by Hannu Laukkanen, OD, MEd, FAAO, FCOVD-A
This is an exciting time to be an optometry student — but also a stressful one, given the high academic standards that must be met along with the high debt load that most optometry students accumulate.
While in school, you may be wondering whether you should specialize and, if so, in what area? I would like to encourage students and recent grads to consider neurorehabilitation, for these five reasons:
It sets you apart
Particularly in areas that are already saturated with established optometrists, it is not at all unusual for young ODs to have to cobble together an income and a patient base from part-time hours at multiple practices. With so much competition, it is beneficial to have a niche that sets you apart from other recent graduates. Bringing some neuro-rehabilitative expertise to the practice(s) where you work will enable you to quickly add value by providing a service that no one else in the practice — and often no one else in the community — is providing.
The need is great
There are more than five million new brain injuries every year, and this number doesn’t even include the many cases in which people suffer a head injury but don’t seek care from a doctor or hospital. Up to 90% of patients with brain injuries will have a visual dysfunction as a result of their injury. Often, these visual problems are initially undetected because they are not apparent with standard brain imaging technologies, but the effects can persist for months or even years. As neurorehabilitation specialists, we can help these patients, but many of us are so busy that we have a 1- to 2-month wait for patients to get an appointment. This is truly an underserved population in almost every community nationwide.
It’s a ‘ feel good ’ area of practice
Patients with persistent post-concussive syndrome can be highly symptomatic, to the point that their activities of daily living, social relationships and jobs are compromised. By prescribing lenses (differently than for non-traumatic brain injury patients), prisms, tints, selective occlusion and vision therapy, we can make a dramatic difference in the lives of these patients. Often, we can help them feel and function better relatively quickly. When patients find a neurorehabilitative optometrist who can help them, they are so grateful that they tell everybody they know!
It is intellectually stimulating
Each TBI patient is like a puzzle, with his or her own unique life history and constellation of symptoms. To solve the puzzle, you may need to incorporate expertise from almost every domain of optometric practice, from sports vision, vision therapy, contact lenses and disease to low vision. Personally, I have found it very rewarding to be able to use new and innovative combinations of treatments that best serve this patient population. It is never routine; you get to constantly expand and grow your skills, expertise and self-confidence as a clinician.

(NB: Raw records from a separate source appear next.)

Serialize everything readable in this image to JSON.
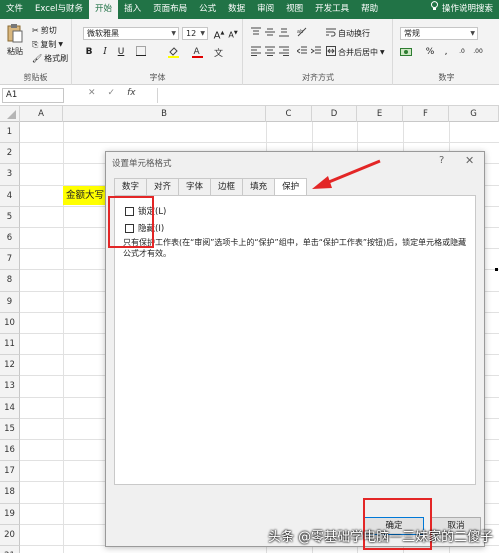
{
  "menu": {
    "tabs": [
      "文件",
      "Excel与财务",
      "开始",
      "插入",
      "页面布局",
      "公式",
      "数据",
      "审阅",
      "视图",
      "开发工具",
      "帮助"
    ],
    "active_index": 2,
    "tell_me": "操作说明搜索"
  },
  "ribbon": {
    "clipboard": {
      "paste": "粘贴",
      "cut": "剪切",
      "copy": "复制",
      "format_painter": "格式刷",
      "label": "剪贴板"
    },
    "font": {
      "name": "微软雅黑",
      "size": "12",
      "label": "字体"
    },
    "alignment": {
      "wrap": "自动换行",
      "merge": "合并后居中",
      "label": "对齐方式"
    },
    "number": {
      "format": "常规",
      "label": "数字"
    }
  },
  "formula_bar": {
    "name_box": "A1",
    "fx": "fx"
  },
  "grid": {
    "columns": [
      "A",
      "B",
      "C",
      "D",
      "E",
      "F",
      "G"
    ],
    "rows": [
      "1",
      "2",
      "3",
      "4",
      "5",
      "6",
      "7",
      "8",
      "9",
      "10",
      "11",
      "12",
      "13",
      "14",
      "15",
      "16",
      "17",
      "18",
      "19",
      "20",
      "21"
    ],
    "cell_b4": "金额大写"
  },
  "dialog": {
    "title": "设置单元格格式",
    "help": "?",
    "close": "✕",
    "tabs": [
      "数字",
      "对齐",
      "字体",
      "边框",
      "填充",
      "保护"
    ],
    "active_tab": 5,
    "locked_label": "锁定(L)",
    "hidden_label": "隐藏(I)",
    "note": "只有保护工作表(在“审阅”选项卡上的“保护”组中，单击“保护工作表”按钮)后，锁定单元格或隐藏公式才有效。",
    "ok": "确定",
    "cancel": "取消"
  },
  "watermark": "头条 @零基础学电脑一三妹家的二傻子",
  "colors": {
    "excel_green": "#217346",
    "highlight": "#ffff00",
    "annotation_red": "#e32626"
  }
}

It helps you build a broad referral base
Neurorehabilitation also provides an opportunity to work with many different disciplines beyond just optometry and ophthalmology. You may get referrals (or need to refer to) physiatrists, neurologists, occupational therapists, physical therapists, audiologists or chiropractors. For those who are so inclined, it is a great opportunity to practice a more multidisciplinary type of care and to earn respect for our own profession from these co-referral relationships. Building this referral network helps ensure that young optometrists who decide to launch a practice of their own will be able to thrive.
If neurorehabilitation sounds a little bit intimidating, I would like to reassure students that, like anything else, when you first enter practice you start with those diagnosis and management strategies that are within your comfort zone. As you continue to see patients needing neurorehabilitative care, your boundaries and clinical self-confidence will greatly expand. Over time, you will be amazed with the variety of complex problems you are confidently diagnosing, managing and successfully treating. It is a wonderfully rewarding area of optometry.
Here are five ways to get started down this path:
- While in school, make an effort to shadow a neuro-rehabilitative optometrist;
- Join a neurorehabilitation or neuro-optometry club if one exists at your college of optometry;
- Attend the NORA annual conference for in-depth education on the topic (save the date: Sept. 10-13, Columbus, Ohio);
- Attend continuing education sessions on brain injury at major optometric meetings, such as the American Academy of Optometry, the American Optometric Association or the College of Optometrists in Vision Development; and
- Network with specialists in this field.
For more information:
Hannu Laukkanen, OD, MEd, FAAO, FCOVD-A, is a professor emeritus of optometry at Pacific University and former chief of vision therapy services. As a charter member of Pacific’s internationally recognized Vision Performance Institute, his past research has resulted in dozens of published articles in scientific journals and book chapters and hundreds of scientific lectures and courses. He is a member of the board of directors for the Neuro-Optometric Rehabilitation Association, the Northwest Congress of Optometry and Brain-Injury Connections-Northwest (a support organization for brain injury).
Disclosure: Laukkanen is an educational consultant to the Tianjin Eye Hospital but has no other relevant financial interests to disclose.
Disclaimer: The views and opinions expressed in this blog are those of the authors and do not necessarily reflect the official policy or position of the Neuro-Optometric Rehabilitation Association unless otherwise noted. This blog is for informational purposes only and is not a substitute for the professional medical advice of a physician. NORA does not recommend or endorse any specific tests, physicians, products or procedures. For more on our website and online content, click here.